Warning: this post contains language that may be offensive to children or Packers fans.
This past week, Green Bay Packers guard T.J. Lang set a record – and it wasn’t on the field.
After losing to the Seattle Seahawks on a last-second, controversial call, Lang tweeted:
F*** it NFL.. Fine me and use the money to pay the regular refs.
— TJ Lang (@TJLang70) September 25, 2012
And with less than 140 characters, Lang added fuel to a fire that burned long into the night. Just moments prior, with no time left on the clock, Packers defensive back M.D. Jennings jumped up and appeared to intercept the football, but Seahawks receiver (and Notre Dame alum…) Golden Tate got his hands on it as the two fell to the ground. Two referees, replacements for the locked-out regular officials, each ruled differently on the play. In the end, they awarded a touchdown to Seattle.
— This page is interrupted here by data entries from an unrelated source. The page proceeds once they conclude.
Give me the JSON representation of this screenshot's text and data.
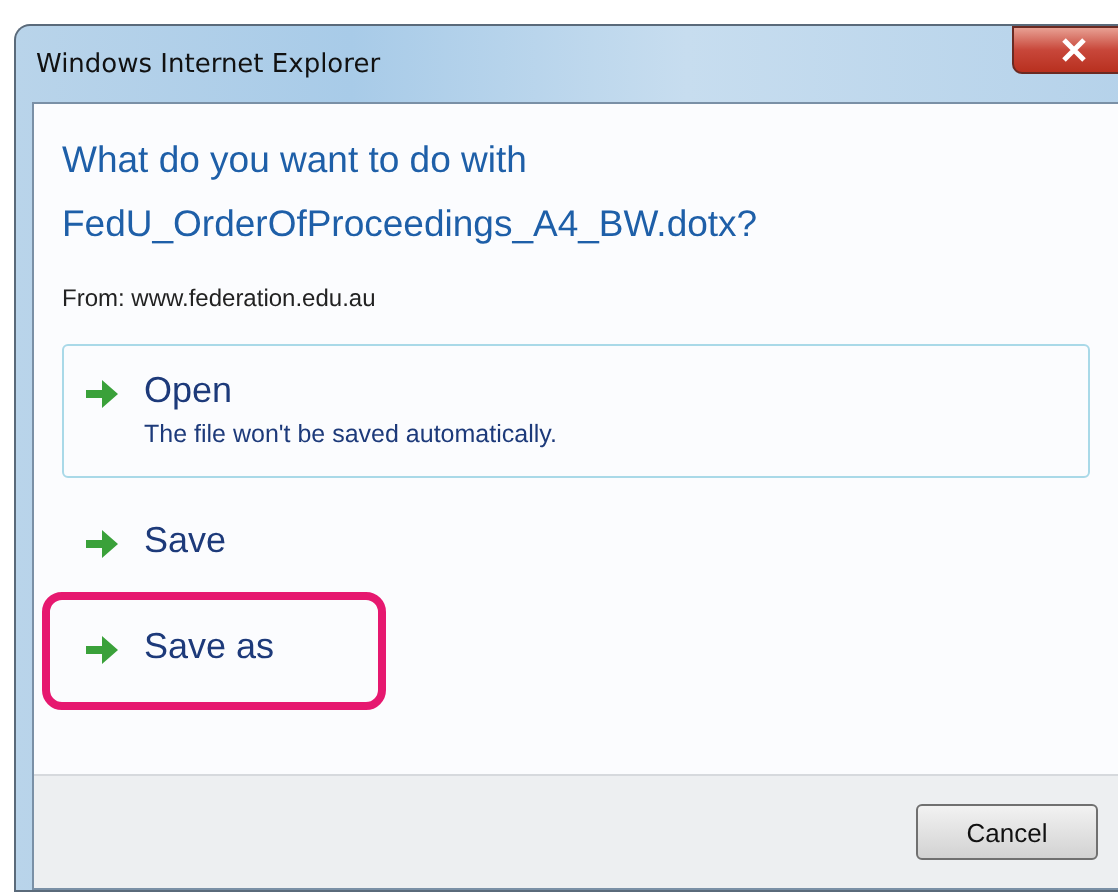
{
  "window": {
    "title": "Windows Internet Explorer"
  },
  "heading": [
    "What do you want to do with",
    "FedU_OrderOfProceedings_A4_BW.dotx?"
  ],
  "from": "From: www.federation.edu.au",
  "options": [
    {
      "label": "Open",
      "description": "The file won't be saved automatically.",
      "selected": true,
      "highlighted": false
    },
    {
      "label": "Save",
      "selected": false,
      "highlighted": false
    },
    {
      "label": "Save as",
      "selected": false,
      "highlighted": true
    }
  ],
  "buttons": [
    "Cancel"
  ]
}
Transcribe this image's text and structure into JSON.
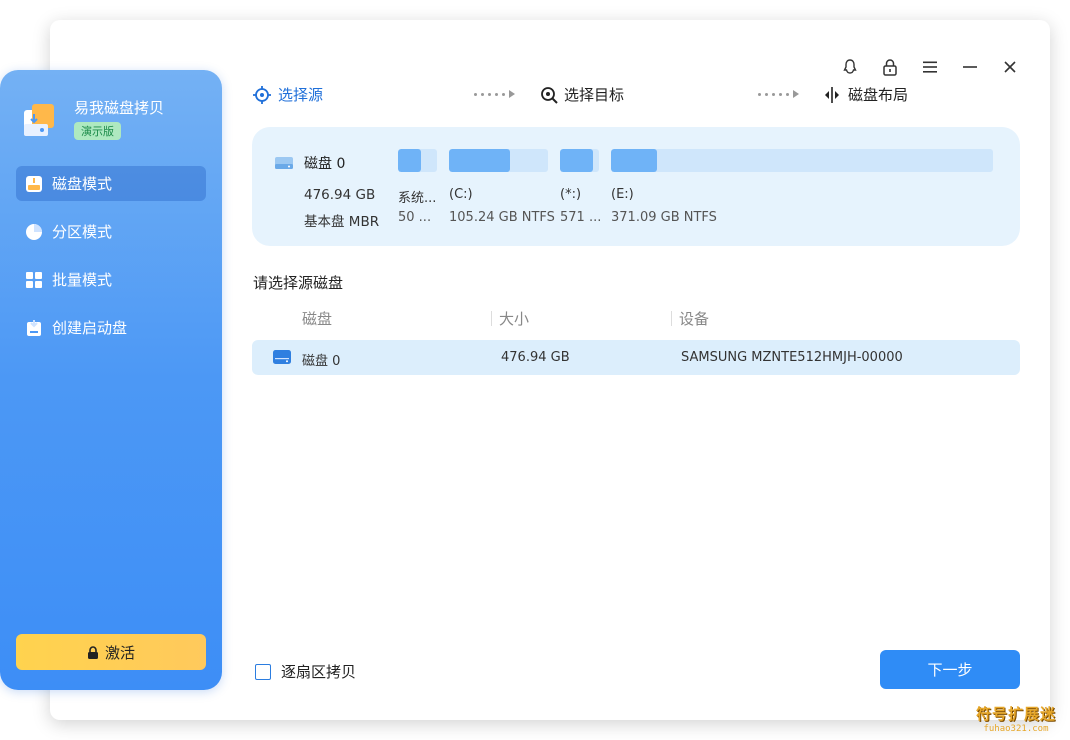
{
  "app": {
    "name": "易我磁盘拷贝",
    "edition_badge": "演示版"
  },
  "colors": {
    "accent": "#2f8cf6",
    "sidebar_top": "#74b1f4",
    "sidebar_bottom": "#3d8ef6",
    "activate": "#ffd34e",
    "card_bg": "#e6f3fd"
  },
  "titlebar": {
    "icons": [
      "feedback-icon",
      "lock-icon",
      "menu-icon",
      "minimize-icon",
      "close-icon"
    ]
  },
  "sidebar": {
    "items": [
      {
        "label": "磁盘模式",
        "icon": "disk-mode-icon",
        "active": true
      },
      {
        "label": "分区模式",
        "icon": "pie-chart-icon",
        "active": false
      },
      {
        "label": "批量模式",
        "icon": "grid-icon",
        "active": false
      },
      {
        "label": "创建启动盘",
        "icon": "boot-disk-icon",
        "active": false
      }
    ],
    "activate_label": "激活"
  },
  "steps": [
    {
      "label": "选择源",
      "icon": "target-icon",
      "active": true
    },
    {
      "label": "选择目标",
      "icon": "search-target-icon",
      "active": false
    },
    {
      "label": "磁盘布局",
      "icon": "layout-icon",
      "active": false
    }
  ],
  "disk_card": {
    "name": "磁盘 0",
    "size": "476.94 GB",
    "type": "基本盘 MBR",
    "partitions": [
      {
        "name": "系统...",
        "info": "50 ...",
        "fill": 0.6
      },
      {
        "name": "(C:)",
        "info": "105.24 GB NTFS",
        "fill": 0.62
      },
      {
        "name": "(*:)",
        "info": "571 ...",
        "fill": 0.85
      },
      {
        "name": "(E:)",
        "info": "371.09 GB NTFS",
        "fill": 0.12
      }
    ]
  },
  "source_section": {
    "title": "请选择源磁盘",
    "columns": [
      "磁盘",
      "大小",
      "设备"
    ],
    "rows": [
      {
        "disk": "磁盘 0",
        "size": "476.94 GB",
        "device": "SAMSUNG MZNTE512HMJH-00000"
      }
    ]
  },
  "footer": {
    "sector_copy_label": "逐扇区拷贝",
    "sector_copy_checked": false,
    "next_label": "下一步"
  },
  "watermark": {
    "main": "符号扩展迷",
    "sub": "fuhao321.com"
  }
}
Less than two days later, the NFL compromised and agreed on a deal with the locked out referees. If Golden Tate’s not-so-simultaneous “catch” was the turning point of negotiations, then T.J. Lang’s tweet may have been the union’s biggest bargaining chip. 34 minutes later, over 40,000 people had retweeted him, and in just two days, it garnered over 90,000 retweets, making it the most retweeted post in Twitter history. Not only did Lang’s outburst reach almost 100,000 people (and many, many more that read it but didn’t retweet), but it gave an insight to how NFL players viewed the lockout and the presence of replacement referees.
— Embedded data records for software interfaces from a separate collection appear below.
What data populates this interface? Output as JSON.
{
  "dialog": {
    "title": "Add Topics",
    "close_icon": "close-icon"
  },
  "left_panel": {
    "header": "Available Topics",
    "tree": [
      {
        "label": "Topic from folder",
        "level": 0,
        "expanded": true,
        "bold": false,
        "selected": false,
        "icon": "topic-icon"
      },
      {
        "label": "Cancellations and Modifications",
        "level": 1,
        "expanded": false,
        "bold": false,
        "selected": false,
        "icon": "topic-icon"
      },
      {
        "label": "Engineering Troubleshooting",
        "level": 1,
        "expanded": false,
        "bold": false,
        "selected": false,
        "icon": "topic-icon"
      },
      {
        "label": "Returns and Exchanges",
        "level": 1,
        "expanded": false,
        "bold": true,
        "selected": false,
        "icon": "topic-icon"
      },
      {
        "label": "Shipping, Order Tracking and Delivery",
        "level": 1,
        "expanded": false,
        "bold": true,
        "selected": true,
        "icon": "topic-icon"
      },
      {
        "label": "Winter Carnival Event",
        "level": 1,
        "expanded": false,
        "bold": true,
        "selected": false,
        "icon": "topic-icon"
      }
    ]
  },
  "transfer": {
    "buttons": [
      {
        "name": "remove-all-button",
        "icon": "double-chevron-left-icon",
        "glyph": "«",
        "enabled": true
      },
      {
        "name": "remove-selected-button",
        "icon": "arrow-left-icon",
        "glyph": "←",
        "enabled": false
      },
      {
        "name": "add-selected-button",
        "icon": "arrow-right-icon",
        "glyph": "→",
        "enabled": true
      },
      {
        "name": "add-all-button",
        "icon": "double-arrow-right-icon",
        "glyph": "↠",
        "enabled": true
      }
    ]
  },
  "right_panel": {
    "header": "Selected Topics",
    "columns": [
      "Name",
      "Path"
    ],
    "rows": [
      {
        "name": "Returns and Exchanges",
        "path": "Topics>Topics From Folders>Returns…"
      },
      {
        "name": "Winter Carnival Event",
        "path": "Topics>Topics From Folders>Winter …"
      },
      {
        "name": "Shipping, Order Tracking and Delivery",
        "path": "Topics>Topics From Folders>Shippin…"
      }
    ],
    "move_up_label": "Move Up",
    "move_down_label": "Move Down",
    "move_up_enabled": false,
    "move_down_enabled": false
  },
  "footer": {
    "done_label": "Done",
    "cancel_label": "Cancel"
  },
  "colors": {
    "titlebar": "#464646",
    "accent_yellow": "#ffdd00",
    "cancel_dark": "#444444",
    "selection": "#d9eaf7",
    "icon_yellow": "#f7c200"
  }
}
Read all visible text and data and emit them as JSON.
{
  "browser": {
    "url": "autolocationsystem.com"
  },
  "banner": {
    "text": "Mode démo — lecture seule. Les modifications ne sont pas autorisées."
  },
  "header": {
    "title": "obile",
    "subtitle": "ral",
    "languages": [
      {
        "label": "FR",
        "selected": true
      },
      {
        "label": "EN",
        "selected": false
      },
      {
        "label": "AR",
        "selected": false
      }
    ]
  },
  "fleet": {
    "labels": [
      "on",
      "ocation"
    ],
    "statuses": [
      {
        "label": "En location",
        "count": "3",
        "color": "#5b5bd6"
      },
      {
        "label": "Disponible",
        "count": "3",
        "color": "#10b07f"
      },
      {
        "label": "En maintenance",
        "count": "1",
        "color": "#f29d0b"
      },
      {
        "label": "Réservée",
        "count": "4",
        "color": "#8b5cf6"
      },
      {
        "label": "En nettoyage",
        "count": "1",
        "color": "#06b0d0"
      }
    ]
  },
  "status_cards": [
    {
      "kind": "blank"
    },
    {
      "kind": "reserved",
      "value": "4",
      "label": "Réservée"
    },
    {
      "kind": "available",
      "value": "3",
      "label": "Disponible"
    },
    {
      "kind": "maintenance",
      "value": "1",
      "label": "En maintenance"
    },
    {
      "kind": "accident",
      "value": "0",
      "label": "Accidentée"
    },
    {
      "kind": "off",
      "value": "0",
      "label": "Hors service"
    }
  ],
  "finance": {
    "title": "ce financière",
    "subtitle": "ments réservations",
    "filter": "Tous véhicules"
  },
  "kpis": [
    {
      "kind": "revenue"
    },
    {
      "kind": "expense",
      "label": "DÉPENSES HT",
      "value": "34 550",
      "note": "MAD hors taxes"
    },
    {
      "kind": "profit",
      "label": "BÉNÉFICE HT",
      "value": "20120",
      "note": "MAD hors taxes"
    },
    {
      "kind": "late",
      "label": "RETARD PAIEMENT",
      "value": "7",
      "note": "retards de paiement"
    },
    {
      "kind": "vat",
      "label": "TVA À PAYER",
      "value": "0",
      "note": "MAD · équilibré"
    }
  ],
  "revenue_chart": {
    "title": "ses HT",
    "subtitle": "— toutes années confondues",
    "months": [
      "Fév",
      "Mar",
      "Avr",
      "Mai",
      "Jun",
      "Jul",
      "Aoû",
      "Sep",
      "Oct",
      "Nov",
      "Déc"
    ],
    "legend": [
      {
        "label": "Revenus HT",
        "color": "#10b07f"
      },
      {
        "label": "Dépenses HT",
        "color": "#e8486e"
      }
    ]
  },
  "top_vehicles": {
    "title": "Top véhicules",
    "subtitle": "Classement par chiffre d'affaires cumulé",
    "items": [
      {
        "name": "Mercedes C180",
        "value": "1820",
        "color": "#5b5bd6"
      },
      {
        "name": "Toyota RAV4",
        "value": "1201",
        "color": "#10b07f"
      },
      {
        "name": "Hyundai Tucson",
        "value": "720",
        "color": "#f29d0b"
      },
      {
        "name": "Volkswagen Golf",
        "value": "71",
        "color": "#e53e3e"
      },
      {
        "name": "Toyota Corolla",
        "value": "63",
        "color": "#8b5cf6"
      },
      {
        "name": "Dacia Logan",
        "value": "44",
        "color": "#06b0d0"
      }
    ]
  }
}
Topics relating to the game, the call, and the replacements trended all night and into the next day. On Tuesday, Sportscenter and news stations across America lambasted the call, and by late Wednesday night, a deal was in place. And in the end, the NFL didn’t even fine Lang, presumably out of fear for the mob that is Twitter, including Lang’s 90,000 new followers. The league seems to be the latest victim of the “Power Law of Participation,” including the idea that a small group of people can reach a inversely large amount of followers – in Twitter’s case, within hours.
After all of this, we can all agree on one thing: it’s time for some hockey players to start tweeting.